How to avoid interest on your credit card debt

Instead of trying to change your actual interest rate, sometimes it’s smarter to just focus on lowering the amount of interest you’re charged. Here are some common ways to do so:

  • Pay your credit card bills in full each billing cycle. The best way to avoid accruing interest on your credit card debt is to pay it off in full every month. However, that’s not always feasible to do, especially when it comes to emergency situations like surprise home repairs or medical bills.
  • Make more than the minimum payment. If you can’t pay off your balance in full, then the next best thing is making more than the minimum payment each month. By doing this, you could pay off your balance faster and reduce the overall amount of interest you’re charged.
  • Make multiple payments each month. Making multiple payments in the same month will reduce your average daily balance, which will, in turn reduce the interest you’ll be charged.
  • Use a 0 percent APR credit card. Having a card with a strong 0 percent introductory APR offer can be useful for more than just balance transfers. It can also save you money on purchases. If you have a large purchase coming up that you know you’ll need to put on your credit card, such as an auto repair job, consider getting a credit card with a 0 percent introductory APR offer on purchases. This way, you can avoid interest as you pay off the purchase.

The bottom line

Credit card interest typically kicks in when you don’t pay off your card in full and allow it to roll over past your grace period into the next billing cycle. The money you haven’t paid off will get charged with interest, which is typically compounded daily. Instead of seeing your balance rise little by little each day, however, you’ll typically see the interest charged to your account at the end of your billing cycle when you receive your credit card statement.

If you want to lower your interest rate, consider reaching out to your issuer to see what they can do for you. Many credit card issuers have programs in place to help their cardholders keep up with their payments.

To avoid accruing interest altogether, consider moving your credit card debt from your high-interest card to a balance transfer credit card with a strong 0 percent introductory APR offer. This can allow you to pay down the debt without accruing interest — but be sure to pay it all off before the introductory period ends.

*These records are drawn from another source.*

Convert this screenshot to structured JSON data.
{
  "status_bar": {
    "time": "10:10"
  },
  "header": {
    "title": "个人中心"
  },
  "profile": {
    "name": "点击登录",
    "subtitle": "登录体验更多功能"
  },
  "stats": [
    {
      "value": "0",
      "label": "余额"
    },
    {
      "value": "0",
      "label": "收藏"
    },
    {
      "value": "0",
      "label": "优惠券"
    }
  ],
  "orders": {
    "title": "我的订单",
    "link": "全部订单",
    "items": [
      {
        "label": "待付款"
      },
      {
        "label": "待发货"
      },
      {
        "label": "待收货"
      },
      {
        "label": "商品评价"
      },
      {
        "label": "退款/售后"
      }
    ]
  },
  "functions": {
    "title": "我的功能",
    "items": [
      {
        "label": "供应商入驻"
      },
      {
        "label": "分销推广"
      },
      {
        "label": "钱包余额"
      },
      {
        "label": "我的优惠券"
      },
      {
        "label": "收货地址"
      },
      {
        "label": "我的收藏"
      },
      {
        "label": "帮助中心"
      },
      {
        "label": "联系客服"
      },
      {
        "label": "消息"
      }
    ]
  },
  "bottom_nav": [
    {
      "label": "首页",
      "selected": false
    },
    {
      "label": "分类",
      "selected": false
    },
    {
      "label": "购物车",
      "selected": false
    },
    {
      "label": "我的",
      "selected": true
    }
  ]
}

Otherwise, you’ll start accruing interest on whatever balance is still on the card.

Frequently asked questions (FAQs) about credit card interest

  • Now that we’ve answered “how is interest calculated on credit cards,” you likely want to know what a good interest rate actually is. Generally speaking, a “good” interest rate on a credit card is one that is lower than the national average rate. Those with excellent credit scores may be offered interest rates at or below this average.
  • The average credit card interest rate changes frequently, but at the time of writing, it was at 20.66 percent. As always, the exact rate you get will depend on your creditworthiness and the specific terms of your credit card agreement.
  • Interest on a credit card is typically charged at the end of each billing cycle. To avoid interest, you must pay off your credit card balance in full before the due date. If you only pay the minimum payment amount due, the remaining balance is carried over to the next billing cycle, and you’ll be charged interest on that balance.  Non-purchase transactions, such as cash advances and sometimes balance transfers, can begin accruing interest immediately. Additionally, there are cards that begin charging interest on purchases immediately when the transaction is made, so be sure to read your card agreement to understand how interest is charged.